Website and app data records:
________________

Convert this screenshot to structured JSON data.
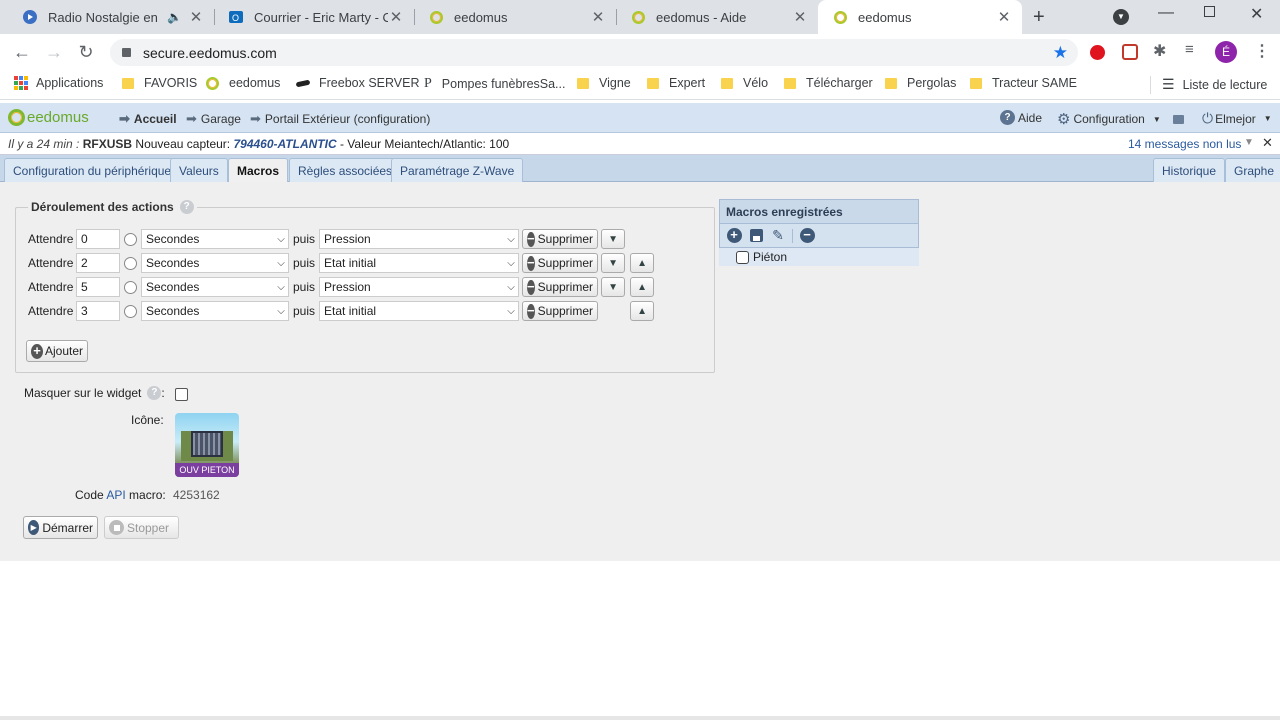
{
  "browser": {
    "tabs": [
      {
        "title": "Radio Nostalgie en direct",
        "icon": "radio-icon"
      },
      {
        "title": "Courrier - Eric Marty - Outlook",
        "icon": "outlook-icon"
      },
      {
        "title": "eedomus",
        "icon": "eedomus-icon"
      },
      {
        "title": "eedomus - Aide",
        "icon": "eedomus-icon"
      },
      {
        "title": "eedomus",
        "icon": "eedomus-icon"
      }
    ],
    "url": "secure.eedomus.com",
    "profile_initial": "É",
    "bookmarks": [
      {
        "label": "Applications",
        "icon": "apps-grid-icon"
      },
      {
        "label": "FAVORIS",
        "icon": "folder-icon"
      },
      {
        "label": "eedomus",
        "icon": "eedomus-icon"
      },
      {
        "label": "Freebox SERVER",
        "icon": "freebox-icon"
      },
      {
        "label": "Pompes funèbresSa...",
        "icon": "p-icon"
      },
      {
        "label": "Vigne",
        "icon": "folder-icon"
      },
      {
        "label": "Expert",
        "icon": "folder-icon"
      },
      {
        "label": "Vélo",
        "icon": "folder-icon"
      },
      {
        "label": "Télécharger",
        "icon": "folder-icon"
      },
      {
        "label": "Pergolas",
        "icon": "folder-icon"
      },
      {
        "label": "Tracteur SAME",
        "icon": "folder-icon"
      }
    ],
    "reading_list": "Liste de lecture"
  },
  "app": {
    "logo": "eedomus",
    "breadcrumb": [
      "Accueil",
      "Garage",
      "Portail Extérieur (configuration)"
    ],
    "help": "Aide",
    "config": "Configuration",
    "user": "Elmejor"
  },
  "message": {
    "time": "Il y a 24 min :",
    "device": "RFXUSB",
    "text1": "Nouveau capteur:",
    "sensor": "794460-ATLANTIC",
    "text2": "- Valeur Meiantech/Atlantic: 100",
    "unread": "14 messages non lus"
  },
  "subtabs": [
    "Configuration du périphérique",
    "Valeurs",
    "Macros",
    "Règles associées",
    "Paramétrage Z-Wave"
  ],
  "subtabs_right": [
    "Historique",
    "Graphe"
  ],
  "actions": {
    "legend": "Déroulement des actions",
    "wait_label": "Attendre",
    "then_label": "puis",
    "delete_label": "Supprimer",
    "add_label": "Ajouter",
    "rows": [
      {
        "wait": "0",
        "unit": "Secondes",
        "action": "Pression"
      },
      {
        "wait": "2",
        "unit": "Secondes",
        "action": "Etat initial"
      },
      {
        "wait": "5",
        "unit": "Secondes",
        "action": "Pression"
      },
      {
        "wait": "3",
        "unit": "Secondes",
        "action": "Etat initial"
      }
    ]
  },
  "widget": {
    "hide_label": "Masquer sur le widget",
    "icon_label": "Icône:",
    "icon_caption": "OUV PIETON",
    "code_label_pre": "Code",
    "code_label_api": "API",
    "code_label_post": "macro:",
    "code_value": "4253162",
    "start": "Démarrer",
    "stop": "Stopper"
  },
  "saved_macros": {
    "title": "Macros enregistrées",
    "items": [
      "Piéton"
    ]
  }
}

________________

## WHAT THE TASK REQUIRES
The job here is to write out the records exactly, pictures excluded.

## RESULT BELOW
Convert this screenshot to structured JSON data.
{
  "browser": {
    "tabs": [
      {
        "title": "Radio Nostalgie en direct",
        "icon": "radio-icon"
      },
      {
        "title": "Courrier - Eric Marty - Outlook",
        "icon": "outlook-icon"
      },
      {
        "title": "eedomus",
        "icon": "eedomus-icon"
      },
      {
        "title": "eedomus - Aide",
        "icon": "eedomus-icon"
      },
      {
        "title": "eedomus",
        "icon": "eedomus-icon"
      }
    ],
    "url": "secure.eedomus.com",
    "profile_initial": "É",
    "bookmarks": [
      {
        "label": "Applications",
        "icon": "apps-grid-icon"
      },
      {
        "label": "FAVORIS",
        "icon": "folder-icon"
      },
      {
        "label": "eedomus",
        "icon": "eedomus-icon"
      },
      {
        "label": "Freebox SERVER",
        "icon": "freebox-icon"
      },
      {
        "label": "Pompes funèbresSa...",
        "icon": "p-icon"
      },
      {
        "label": "Vigne",
        "icon": "folder-icon"
      },
      {
        "label": "Expert",
        "icon": "folder-icon"
      },
      {
        "label": "Vélo",
        "icon": "folder-icon"
      },
      {
        "label": "Télécharger",
        "icon": "folder-icon"
      },
      {
        "label": "Pergolas",
        "icon": "folder-icon"
      },
      {
        "label": "Tracteur SAME",
        "icon": "folder-icon"
      }
    ],
    "reading_list": "Liste de lecture"
  },
  "app": {
    "logo": "eedomus",
    "breadcrumb": [
      "Accueil",
      "Garage",
      "Portail Extérieur (configuration)"
    ],
    "help": "Aide",
    "config": "Configuration",
    "user": "Elmejor"
  },
  "message": {
    "time": "Il y a 24 min :",
    "device": "RFXUSB",
    "text1": "Nouveau capteur:",
    "sensor": "794460-ATLANTIC",
    "text2": "- Valeur Meiantech/Atlantic: 100",
    "unread": "14 messages non lus"
  },
  "subtabs": [
    "Configuration du périphérique",
    "Valeurs",
    "Macros",
    "Règles associées",
    "Paramétrage Z-Wave"
  ],
  "subtabs_right": [
    "Historique",
    "Graphe"
  ],
  "actions": {
    "legend": "Déroulement des actions",
    "wait_label": "Attendre",
    "then_label": "puis",
    "delete_label": "Supprimer",
    "add_label": "Ajouter",
    "rows": [
      {
        "wait": "0",
        "unit": "Secondes",
        "action": "Pression"
      },
      {
        "wait": "2",
        "unit": "Secondes",
        "action": "Etat initial"
      },
      {
        "wait": "5",
        "unit": "Secondes",
        "action": "Pression"
      },
      {
        "wait": "3",
        "unit": "Secondes",
        "action": "Etat initial"
      }
    ]
  },
  "widget": {
    "hide_label": "Masquer sur le widget",
    "icon_label": "Icône:",
    "icon_caption": "OUV PIETON",
    "code_label_pre": "Code",
    "code_label_api": "API",
    "code_label_post": "macro:",
    "code_value": "4253162",
    "start": "Démarrer",
    "stop": "Stopper"
  },
  "saved_macros": {
    "title": "Macros enregistrées",
    "items": [
      "Piéton"
    ]
  }
}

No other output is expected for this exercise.